EXTRACTED INFORMATION:
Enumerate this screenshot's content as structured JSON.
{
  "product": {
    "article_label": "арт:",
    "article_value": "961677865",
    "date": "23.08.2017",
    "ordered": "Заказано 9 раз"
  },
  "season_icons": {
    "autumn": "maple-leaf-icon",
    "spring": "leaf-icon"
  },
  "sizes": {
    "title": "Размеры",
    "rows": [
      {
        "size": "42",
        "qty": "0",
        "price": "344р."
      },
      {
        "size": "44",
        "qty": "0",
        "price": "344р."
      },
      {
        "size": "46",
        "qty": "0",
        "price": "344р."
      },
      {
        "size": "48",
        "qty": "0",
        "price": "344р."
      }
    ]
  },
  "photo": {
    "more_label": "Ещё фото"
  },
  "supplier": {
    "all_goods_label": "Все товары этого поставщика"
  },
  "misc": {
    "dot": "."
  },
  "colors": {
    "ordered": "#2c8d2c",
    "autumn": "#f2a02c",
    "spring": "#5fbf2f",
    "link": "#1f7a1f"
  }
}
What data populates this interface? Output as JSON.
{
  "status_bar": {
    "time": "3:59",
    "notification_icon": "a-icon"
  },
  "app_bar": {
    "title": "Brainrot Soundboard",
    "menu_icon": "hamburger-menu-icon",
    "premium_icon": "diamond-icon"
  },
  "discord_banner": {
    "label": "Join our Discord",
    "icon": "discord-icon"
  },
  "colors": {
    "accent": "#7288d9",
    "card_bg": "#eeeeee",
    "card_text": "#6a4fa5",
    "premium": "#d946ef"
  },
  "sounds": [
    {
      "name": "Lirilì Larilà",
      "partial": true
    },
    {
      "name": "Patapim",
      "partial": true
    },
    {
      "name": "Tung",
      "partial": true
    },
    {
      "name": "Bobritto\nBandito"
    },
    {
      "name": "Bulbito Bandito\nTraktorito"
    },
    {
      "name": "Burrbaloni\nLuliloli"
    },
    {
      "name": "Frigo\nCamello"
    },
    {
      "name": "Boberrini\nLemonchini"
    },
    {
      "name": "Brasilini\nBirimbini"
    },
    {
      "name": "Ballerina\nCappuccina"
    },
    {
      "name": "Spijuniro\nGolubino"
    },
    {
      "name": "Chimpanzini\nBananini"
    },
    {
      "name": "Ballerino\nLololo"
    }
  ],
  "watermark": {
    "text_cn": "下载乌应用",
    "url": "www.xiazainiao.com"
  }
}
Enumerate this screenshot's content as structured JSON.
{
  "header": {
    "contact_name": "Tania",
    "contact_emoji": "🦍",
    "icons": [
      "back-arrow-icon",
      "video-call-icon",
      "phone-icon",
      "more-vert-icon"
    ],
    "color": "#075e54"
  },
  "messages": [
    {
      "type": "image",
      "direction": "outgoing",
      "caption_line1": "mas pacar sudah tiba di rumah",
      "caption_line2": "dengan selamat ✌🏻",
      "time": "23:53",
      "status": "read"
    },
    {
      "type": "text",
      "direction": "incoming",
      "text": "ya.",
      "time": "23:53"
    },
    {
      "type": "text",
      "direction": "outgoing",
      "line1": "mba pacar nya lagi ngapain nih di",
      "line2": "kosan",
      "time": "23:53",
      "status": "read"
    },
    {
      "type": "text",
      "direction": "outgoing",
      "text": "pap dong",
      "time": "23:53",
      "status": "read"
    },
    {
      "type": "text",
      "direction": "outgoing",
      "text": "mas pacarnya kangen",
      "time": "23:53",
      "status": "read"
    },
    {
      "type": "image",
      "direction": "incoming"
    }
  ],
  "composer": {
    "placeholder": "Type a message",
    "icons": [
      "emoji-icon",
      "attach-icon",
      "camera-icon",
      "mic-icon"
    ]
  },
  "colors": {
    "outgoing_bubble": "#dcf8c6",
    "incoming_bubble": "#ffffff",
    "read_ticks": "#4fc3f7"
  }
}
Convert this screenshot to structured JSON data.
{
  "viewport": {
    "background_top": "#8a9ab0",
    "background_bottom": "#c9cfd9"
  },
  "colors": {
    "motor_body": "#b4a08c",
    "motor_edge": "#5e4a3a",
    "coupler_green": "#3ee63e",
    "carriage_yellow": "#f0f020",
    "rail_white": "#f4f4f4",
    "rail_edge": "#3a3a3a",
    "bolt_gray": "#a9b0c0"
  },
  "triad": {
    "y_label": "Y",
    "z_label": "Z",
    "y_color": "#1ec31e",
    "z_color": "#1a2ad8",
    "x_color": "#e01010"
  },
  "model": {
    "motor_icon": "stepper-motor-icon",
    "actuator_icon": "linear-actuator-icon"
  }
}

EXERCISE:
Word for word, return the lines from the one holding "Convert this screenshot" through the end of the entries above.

ANSWER TO THE PROBLEM:
Convert this screenshot to structured JSON data.
{
  "viewport": {
    "background_top": "#8a9ab0",
    "background_bottom": "#c9cfd9"
  },
  "colors": {
    "motor_body": "#b4a08c",
    "motor_edge": "#5e4a3a",
    "coupler_green": "#3ee63e",
    "carriage_yellow": "#f0f020",
    "rail_white": "#f4f4f4",
    "rail_edge": "#3a3a3a",
    "bolt_gray": "#a9b0c0"
  },
  "triad": {
    "y_label": "Y",
    "z_label": "Z",
    "y_color": "#1ec31e",
    "z_color": "#1a2ad8",
    "x_color": "#e01010"
  },
  "model": {
    "motor_icon": "stepper-motor-icon",
    "actuator_icon": "linear-actuator-icon"
  }
}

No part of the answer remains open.